The California Supreme Court's decision in Harris v. City of Santa Monica established a new standard of proof in mixed-motive discrimination cases and dramatically changed the remedies available in those cases. In a "mixed motive" case "there is no single 'true' reason for the employer's action." The Court explained the dilemma facing a jury, asking, "[W]hat is the trier of fact to do when it finds that a mix of discriminatory and legitimate reasons motivated the employer’s decision? That is the question we face in this case." The court's answer to that question provides important practical guidance to lawyers and employers.
When the reasons behind an action are mixed, an employer will strive to establish that despite the mixed motivations, the legitimate business reasons would have dictated that it make the "same decision." But if illegal discriminatory reasons also exist, whatever their weight, how does a court reconcile finding no discrimination, which is, after all, against the law.
The Court had to decide between three possible standards, and in addition sort out other ancillary, but significant, issues. Ms. Harris argued that she should win, and collect damages, if she proved that some discriminatary intent was the "motivating factor" for the decision, even though other factors may have contributed. She did win in the trial court, and was awarded $177,905 in damages, most of which was for non-economic, emotional injury, and $401,187 in attorneys' fees.
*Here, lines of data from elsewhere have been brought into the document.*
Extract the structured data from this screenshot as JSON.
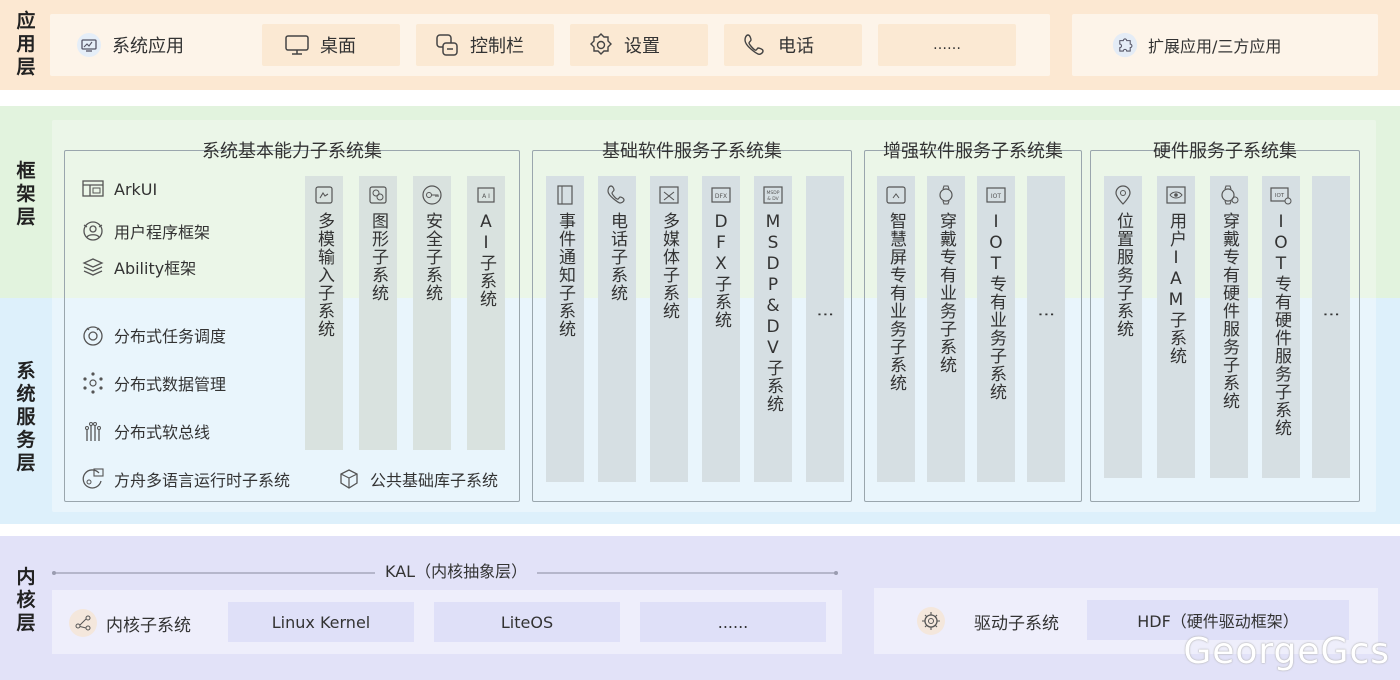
{
  "layers": {
    "app": "应用层",
    "framework": "框架层",
    "system_services": "系统服务层",
    "kernel": "内核层"
  },
  "app_layer": {
    "items": [
      {
        "label": "系统应用",
        "icon": "system-app-icon"
      },
      {
        "label": "桌面",
        "icon": "monitor-icon"
      },
      {
        "label": "控制栏",
        "icon": "control-bar-icon"
      },
      {
        "label": "设置",
        "icon": "gear-icon"
      },
      {
        "label": "电话",
        "icon": "phone-icon"
      },
      {
        "label": "……"
      }
    ],
    "extension": {
      "label": "扩展应用/三方应用",
      "icon": "puzzle-icon"
    }
  },
  "groups": {
    "basic": {
      "title": "系统基本能力子系统集",
      "framework_items": [
        {
          "label": "ArkUI",
          "icon": "arkui-icon"
        },
        {
          "label": "用户程序框架",
          "icon": "user-framework-icon"
        },
        {
          "label": "Ability框架",
          "icon": "layers-icon"
        }
      ],
      "service_items": [
        {
          "label": "分布式任务调度",
          "icon": "task-schedule-icon"
        },
        {
          "label": "分布式数据管理",
          "icon": "data-manage-icon"
        },
        {
          "label": "分布式软总线",
          "icon": "soft-bus-icon"
        }
      ],
      "bottom_items": [
        {
          "label": "方舟多语言运行时子系统",
          "icon": "runtime-icon"
        },
        {
          "label": "公共基础库子系统",
          "icon": "cube-icon"
        }
      ],
      "columns": [
        {
          "label": "多模输入子系统",
          "icon": "multimodal-icon"
        },
        {
          "label": "图形子系统",
          "icon": "graphics-icon"
        },
        {
          "label": "安全子系统",
          "icon": "key-icon"
        },
        {
          "label": "AI子系统",
          "icon": "ai-icon"
        }
      ]
    },
    "base_software": {
      "title": "基础软件服务子系统集",
      "columns": [
        {
          "label": "事件通知子系统",
          "icon": "notification-icon"
        },
        {
          "label": "电话子系统",
          "icon": "telephony-icon"
        },
        {
          "label": "多媒体子系统",
          "icon": "media-icon"
        },
        {
          "label": "DFX子系统",
          "icon": "dfx-icon"
        },
        {
          "label": "MSDP&DV子系统",
          "icon": "msdp-icon"
        },
        {
          "label": "⋮"
        }
      ]
    },
    "enhanced_software": {
      "title": "增强软件服务子系统集",
      "columns": [
        {
          "label": "智慧屏专有业务子系统",
          "icon": "smart-screen-icon"
        },
        {
          "label": "穿戴专有业务子系统",
          "icon": "watch-icon"
        },
        {
          "label": "IOT专有业务子系统",
          "icon": "iot-icon"
        },
        {
          "label": "⋮"
        }
      ]
    },
    "hardware": {
      "title": "硬件服务子系统集",
      "columns": [
        {
          "label": "位置服务子系统",
          "icon": "location-icon"
        },
        {
          "label": "用户IAM子系统",
          "icon": "eye-icon"
        },
        {
          "label": "穿戴专有硬件服务子系统",
          "icon": "watch-gear-icon"
        },
        {
          "label": "IOT专有硬件服务子系统",
          "icon": "iot-gear-icon"
        },
        {
          "label": "⋮"
        }
      ]
    }
  },
  "kernel_layer": {
    "kal": "KAL（内核抽象层）",
    "kernel_subsystem": {
      "label": "内核子系统",
      "icon": "kernel-icon"
    },
    "kernels": [
      "Linux Kernel",
      "LiteOS",
      "......"
    ],
    "driver_subsystem": {
      "label": "驱动子系统",
      "icon": "driver-icon"
    },
    "hdf": "HDF（硬件驱动框架）"
  },
  "watermark": "GeorgeGcs",
  "colors": {
    "app_band": "#fce8d2",
    "framework_band": "#e2f3de",
    "service_band": "#ddf0fb",
    "kernel_band": "#e2e2f8"
  }
}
The City, on the other hand, asserted that she must prove that "but for" a discriminatory reason, she would not have been terminated, a very strict standard. The Court rejected both views, and selected a third standard, that discrimination may be established if it is proven that the discriminatory motivation was a "substantial factor" in the decision. But the Court did not stop there.
The City claimed that if the plaintiff could not establish the standard, whatever it is, it is relieved of all liability for discrimination, even though it necessarily is the case that some element of its motivation was discriminatory, and against the law. The Court could not accept this result and established not only the new standard, but also a new formulation of remedies uniquely limited to a "mixed motive" case.
The court explained its ruling as follows:
When a plaintiff has shown by a preponderance of the evidence that discrimination was a substantial factor motivating his or her termination, the employer is entitled to demonstrate that legitimate, nondiscriminatory reasons would have led it to make the same decision at the time. If the employer proves by a preponderance of the evidence that it would have made the same decision for lawful reasons, then the plaintiff cannot be awarded damages, backpay, or an order of reinstatement. However, where appropriate, the plaintiff may be entitled to declaratory or injunctive relief. The plaintiff also may be eligible for an award of reasonable attorney’s fees and costs under section 12965, subdivision (b).
Thus, in a mixed motive case if the plaintiff proves her case, but the employer establishes it that it would have made the same decision, albeit for legitimate reasons, the plaintiff cannot recover monetary relief, other than attorneys fees. The plaintiff may also obtain an injunction against further such discrimination and a judicial declaration of the employer's discrimination. The court found that the potential award of attorneys fees would also be a significant deterrent to employers.
The decision makes a signifcant change in California law in this form of discrimination case. But the court cautioned about what properly qualifies as a legitimate motive, emphasizing the requirement that it must have been a motivation in place at the time of the discriminatory event, i.e., there is a signficant evidentiary difference between what led to "making" a decision and what might have "justified" a decision.
This distinction is of important practical value, and, along with other procedural implications affecting employment litigation, will be the subject of the next blog posting.
Stephen C. Gerrish, Esq., Employment Group